## Exercise objective
Repeat the data below exactly. Include each line.

[Supplied material]

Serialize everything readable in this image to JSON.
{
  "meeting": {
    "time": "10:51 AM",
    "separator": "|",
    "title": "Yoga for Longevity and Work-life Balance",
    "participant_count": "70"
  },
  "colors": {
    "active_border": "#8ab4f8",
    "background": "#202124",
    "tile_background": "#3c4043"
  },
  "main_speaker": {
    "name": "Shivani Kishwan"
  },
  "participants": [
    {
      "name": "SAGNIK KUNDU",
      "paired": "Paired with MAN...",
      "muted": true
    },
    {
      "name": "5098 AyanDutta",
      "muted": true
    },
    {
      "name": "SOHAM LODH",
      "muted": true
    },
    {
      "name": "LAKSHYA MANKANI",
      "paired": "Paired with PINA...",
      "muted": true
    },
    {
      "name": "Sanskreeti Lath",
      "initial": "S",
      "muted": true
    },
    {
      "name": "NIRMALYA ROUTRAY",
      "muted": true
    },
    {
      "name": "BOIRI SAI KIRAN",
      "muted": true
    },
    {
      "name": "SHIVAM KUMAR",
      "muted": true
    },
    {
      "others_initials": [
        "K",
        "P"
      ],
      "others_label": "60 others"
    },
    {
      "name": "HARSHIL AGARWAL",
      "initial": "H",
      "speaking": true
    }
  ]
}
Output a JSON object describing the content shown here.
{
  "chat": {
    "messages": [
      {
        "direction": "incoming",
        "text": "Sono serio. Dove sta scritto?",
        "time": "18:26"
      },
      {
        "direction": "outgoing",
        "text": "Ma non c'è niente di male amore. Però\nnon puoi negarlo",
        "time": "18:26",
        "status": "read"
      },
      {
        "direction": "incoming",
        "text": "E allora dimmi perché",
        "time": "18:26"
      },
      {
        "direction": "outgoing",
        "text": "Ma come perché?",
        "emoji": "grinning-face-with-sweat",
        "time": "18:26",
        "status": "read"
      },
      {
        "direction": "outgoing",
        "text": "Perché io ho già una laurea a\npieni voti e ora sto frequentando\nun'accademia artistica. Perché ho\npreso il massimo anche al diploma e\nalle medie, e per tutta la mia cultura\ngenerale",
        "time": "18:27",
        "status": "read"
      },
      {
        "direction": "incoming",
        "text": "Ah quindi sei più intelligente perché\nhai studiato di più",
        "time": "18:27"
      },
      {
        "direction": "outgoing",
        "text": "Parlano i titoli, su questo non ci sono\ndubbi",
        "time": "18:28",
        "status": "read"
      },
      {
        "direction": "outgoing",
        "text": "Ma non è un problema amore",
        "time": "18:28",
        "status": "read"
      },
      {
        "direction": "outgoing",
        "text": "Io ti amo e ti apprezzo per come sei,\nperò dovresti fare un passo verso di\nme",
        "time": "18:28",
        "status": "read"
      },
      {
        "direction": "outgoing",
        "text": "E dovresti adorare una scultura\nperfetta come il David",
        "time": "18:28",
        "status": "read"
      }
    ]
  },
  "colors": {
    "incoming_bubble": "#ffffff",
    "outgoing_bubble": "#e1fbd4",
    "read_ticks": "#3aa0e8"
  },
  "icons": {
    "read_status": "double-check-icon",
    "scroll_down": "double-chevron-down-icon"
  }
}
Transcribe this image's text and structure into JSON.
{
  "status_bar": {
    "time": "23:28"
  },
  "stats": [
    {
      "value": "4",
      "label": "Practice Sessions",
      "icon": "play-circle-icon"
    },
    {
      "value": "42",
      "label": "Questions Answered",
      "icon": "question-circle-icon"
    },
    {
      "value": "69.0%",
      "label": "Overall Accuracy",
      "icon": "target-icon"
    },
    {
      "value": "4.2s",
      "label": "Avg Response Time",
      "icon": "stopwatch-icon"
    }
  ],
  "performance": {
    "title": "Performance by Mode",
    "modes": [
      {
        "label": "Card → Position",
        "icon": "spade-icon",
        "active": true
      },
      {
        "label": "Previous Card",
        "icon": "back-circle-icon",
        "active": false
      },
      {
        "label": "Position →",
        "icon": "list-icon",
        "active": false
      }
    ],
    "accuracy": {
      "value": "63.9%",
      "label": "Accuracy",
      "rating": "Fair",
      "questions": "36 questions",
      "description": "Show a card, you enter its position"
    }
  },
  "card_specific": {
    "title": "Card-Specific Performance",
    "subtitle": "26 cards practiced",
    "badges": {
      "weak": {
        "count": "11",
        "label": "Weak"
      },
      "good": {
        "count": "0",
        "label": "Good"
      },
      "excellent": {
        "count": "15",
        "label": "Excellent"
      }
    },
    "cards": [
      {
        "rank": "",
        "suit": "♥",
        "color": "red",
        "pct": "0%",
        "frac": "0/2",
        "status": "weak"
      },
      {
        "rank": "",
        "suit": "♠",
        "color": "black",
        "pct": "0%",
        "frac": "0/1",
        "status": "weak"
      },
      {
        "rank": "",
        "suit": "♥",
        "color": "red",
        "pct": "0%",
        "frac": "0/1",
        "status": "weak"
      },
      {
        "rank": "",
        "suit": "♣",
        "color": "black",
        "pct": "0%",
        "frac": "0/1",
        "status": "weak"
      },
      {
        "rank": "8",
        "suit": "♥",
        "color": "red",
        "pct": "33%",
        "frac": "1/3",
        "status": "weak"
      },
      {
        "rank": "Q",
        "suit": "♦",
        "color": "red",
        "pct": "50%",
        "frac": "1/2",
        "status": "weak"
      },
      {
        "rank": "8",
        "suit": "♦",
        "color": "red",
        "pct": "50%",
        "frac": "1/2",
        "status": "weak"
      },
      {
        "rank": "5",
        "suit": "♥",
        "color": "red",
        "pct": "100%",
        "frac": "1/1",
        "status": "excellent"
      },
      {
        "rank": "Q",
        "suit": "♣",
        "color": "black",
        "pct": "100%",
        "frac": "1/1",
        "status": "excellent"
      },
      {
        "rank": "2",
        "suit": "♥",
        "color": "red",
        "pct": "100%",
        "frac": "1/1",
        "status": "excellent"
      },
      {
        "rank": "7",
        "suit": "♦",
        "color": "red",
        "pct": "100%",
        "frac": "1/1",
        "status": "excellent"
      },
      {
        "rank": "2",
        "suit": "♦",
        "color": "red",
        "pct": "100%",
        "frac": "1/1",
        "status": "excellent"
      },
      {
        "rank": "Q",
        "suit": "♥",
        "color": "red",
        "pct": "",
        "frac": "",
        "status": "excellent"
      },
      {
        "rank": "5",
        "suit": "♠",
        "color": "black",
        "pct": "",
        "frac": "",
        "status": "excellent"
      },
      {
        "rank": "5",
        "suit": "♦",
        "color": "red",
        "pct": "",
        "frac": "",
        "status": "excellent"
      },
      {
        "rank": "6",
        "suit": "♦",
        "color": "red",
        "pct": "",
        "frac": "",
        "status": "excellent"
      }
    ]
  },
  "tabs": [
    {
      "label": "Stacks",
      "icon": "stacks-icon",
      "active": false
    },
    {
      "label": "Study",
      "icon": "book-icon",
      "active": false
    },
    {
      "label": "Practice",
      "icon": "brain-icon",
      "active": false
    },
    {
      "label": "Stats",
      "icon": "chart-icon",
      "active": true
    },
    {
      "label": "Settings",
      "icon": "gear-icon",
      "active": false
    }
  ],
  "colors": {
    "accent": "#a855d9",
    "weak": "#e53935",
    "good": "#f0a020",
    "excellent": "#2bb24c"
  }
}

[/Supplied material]

## Task answer
Serialize everything readable in this image to JSON.
{
  "meeting": {
    "time": "10:51 AM",
    "separator": "|",
    "title": "Yoga for Longevity and Work-life Balance",
    "participant_count": "70"
  },
  "colors": {
    "active_border": "#8ab4f8",
    "background": "#202124",
    "tile_background": "#3c4043"
  },
  "main_speaker": {
    "name": "Shivani Kishwan"
  },
  "participants": [
    {
      "name": "SAGNIK KUNDU",
      "paired": "Paired with MAN...",
      "muted": true
    },
    {
      "name": "5098 AyanDutta",
      "muted": true
    },
    {
      "name": "SOHAM LODH",
      "muted": true
    },
    {
      "name": "LAKSHYA MANKANI",
      "paired": "Paired with PINA...",
      "muted": true
    },
    {
      "name": "Sanskreeti Lath",
      "initial": "S",
      "muted": true
    },
    {
      "name": "NIRMALYA ROUTRAY",
      "muted": true
    },
    {
      "name": "BOIRI SAI KIRAN",
      "muted": true
    },
    {
      "name": "SHIVAM KUMAR",
      "muted": true
    },
    {
      "others_initials": [
        "K",
        "P"
      ],
      "others_label": "60 others"
    },
    {
      "name": "HARSHIL AGARWAL",
      "initial": "H",
      "speaking": true
    }
  ]
}
Output a JSON object describing the content shown here.
{
  "chat": {
    "messages": [
      {
        "direction": "incoming",
        "text": "Sono serio. Dove sta scritto?",
        "time": "18:26"
      },
      {
        "direction": "outgoing",
        "text": "Ma non c'è niente di male amore. Però\nnon puoi negarlo",
        "time": "18:26",
        "status": "read"
      },
      {
        "direction": "incoming",
        "text": "E allora dimmi perché",
        "time": "18:26"
      },
      {
        "direction": "outgoing",
        "text": "Ma come perché?",
        "emoji": "grinning-face-with-sweat",
        "time": "18:26",
        "status": "read"
      },
      {
        "direction": "outgoing",
        "text": "Perché io ho già una laurea a\npieni voti e ora sto frequentando\nun'accademia artistica. Perché ho\npreso il massimo anche al diploma e\nalle medie, e per tutta la mia cultura\ngenerale",
        "time": "18:27",
        "status": "read"
      },
      {
        "direction": "incoming",
        "text": "Ah quindi sei più intelligente perché\nhai studiato di più",
        "time": "18:27"
      },
      {
        "direction": "outgoing",
        "text": "Parlano i titoli, su questo non ci sono\ndubbi",
        "time": "18:28",
        "status": "read"
      },
      {
        "direction": "outgoing",
        "text": "Ma non è un problema amore",
        "time": "18:28",
        "status": "read"
      },
      {
        "direction": "outgoing",
        "text": "Io ti amo e ti apprezzo per come sei,\nperò dovresti fare un passo verso di\nme",
        "time": "18:28",
        "status": "read"
      },
      {
        "direction": "outgoing",
        "text": "E dovresti adorare una scultura\nperfetta come il David",
        "time": "18:28",
        "status": "read"
      }
    ]
  },
  "colors": {
    "incoming_bubble": "#ffffff",
    "outgoing_bubble": "#e1fbd4",
    "read_ticks": "#3aa0e8"
  },
  "icons": {
    "read_status": "double-check-icon",
    "scroll_down": "double-chevron-down-icon"
  }
}
Transcribe this image's text and structure into JSON.
{
  "status_bar": {
    "time": "23:28"
  },
  "stats": [
    {
      "value": "4",
      "label": "Practice Sessions",
      "icon": "play-circle-icon"
    },
    {
      "value": "42",
      "label": "Questions Answered",
      "icon": "question-circle-icon"
    },
    {
      "value": "69.0%",
      "label": "Overall Accuracy",
      "icon": "target-icon"
    },
    {
      "value": "4.2s",
      "label": "Avg Response Time",
      "icon": "stopwatch-icon"
    }
  ],
  "performance": {
    "title": "Performance by Mode",
    "modes": [
      {
        "label": "Card → Position",
        "icon": "spade-icon",
        "active": true
      },
      {
        "label": "Previous Card",
        "icon": "back-circle-icon",
        "active": false
      },
      {
        "label": "Position →",
        "icon": "list-icon",
        "active": false
      }
    ],
    "accuracy": {
      "value": "63.9%",
      "label": "Accuracy",
      "rating": "Fair",
      "questions": "36 questions",
      "description": "Show a card, you enter its position"
    }
  },
  "card_specific": {
    "title": "Card-Specific Performance",
    "subtitle": "26 cards practiced",
    "badges": {
      "weak": {
        "count": "11",
        "label": "Weak"
      },
      "good": {
        "count": "0",
        "label": "Good"
      },
      "excellent": {
        "count": "15",
        "label": "Excellent"
      }
    },
    "cards": [
      {
        "rank": "",
        "suit": "♥",
        "color": "red",
        "pct": "0%",
        "frac": "0/2",
        "status": "weak"
      },
      {
        "rank": "",
        "suit": "♠",
        "color": "black",
        "pct": "0%",
        "frac": "0/1",
        "status": "weak"
      },
      {
        "rank": "",
        "suit": "♥",
        "color": "red",
        "pct": "0%",
        "frac": "0/1",
        "status": "weak"
      },
      {
        "rank": "",
        "suit": "♣",
        "color": "black",
        "pct": "0%",
        "frac": "0/1",
        "status": "weak"
      },
      {
        "rank": "8",
        "suit": "♥",
        "color": "red",
        "pct": "33%",
        "frac": "1/3",
        "status": "weak"
      },
      {
        "rank": "Q",
        "suit": "♦",
        "color": "red",
        "pct": "50%",
        "frac": "1/2",
        "status": "weak"
      },
      {
        "rank": "8",
        "suit": "♦",
        "color": "red",
        "pct": "50%",
        "frac": "1/2",
        "status": "weak"
      },
      {
        "rank": "5",
        "suit": "♥",
        "color": "red",
        "pct": "100%",
        "frac": "1/1",
        "status": "excellent"
      },
      {
        "rank": "Q",
        "suit": "♣",
        "color": "black",
        "pct": "100%",
        "frac": "1/1",
        "status": "excellent"
      },
      {
        "rank": "2",
        "suit": "♥",
        "color": "red",
        "pct": "100%",
        "frac": "1/1",
        "status": "excellent"
      },
      {
        "rank": "7",
        "suit": "♦",
        "color": "red",
        "pct": "100%",
        "frac": "1/1",
        "status": "excellent"
      },
      {
        "rank": "2",
        "suit": "♦",
        "color": "red",
        "pct": "100%",
        "frac": "1/1",
        "status": "excellent"
      },
      {
        "rank": "Q",
        "suit": "♥",
        "color": "red",
        "pct": "",
        "frac": "",
        "status": "excellent"
      },
      {
        "rank": "5",
        "suit": "♠",
        "color": "black",
        "pct": "",
        "frac": "",
        "status": "excellent"
      },
      {
        "rank": "5",
        "suit": "♦",
        "color": "red",
        "pct": "",
        "frac": "",
        "status": "excellent"
      },
      {
        "rank": "6",
        "suit": "♦",
        "color": "red",
        "pct": "",
        "frac": "",
        "status": "excellent"
      }
    ]
  },
  "tabs": [
    {
      "label": "Stacks",
      "icon": "stacks-icon",
      "active": false
    },
    {
      "label": "Study",
      "icon": "book-icon",
      "active": false
    },
    {
      "label": "Practice",
      "icon": "brain-icon",
      "active": false
    },
    {
      "label": "Stats",
      "icon": "chart-icon",
      "active": true
    },
    {
      "label": "Settings",
      "icon": "gear-icon",
      "active": false
    }
  ],
  "colors": {
    "accent": "#a855d9",
    "weak": "#e53935",
    "good": "#f0a020",
    "excellent": "#2bb24c"
  }
}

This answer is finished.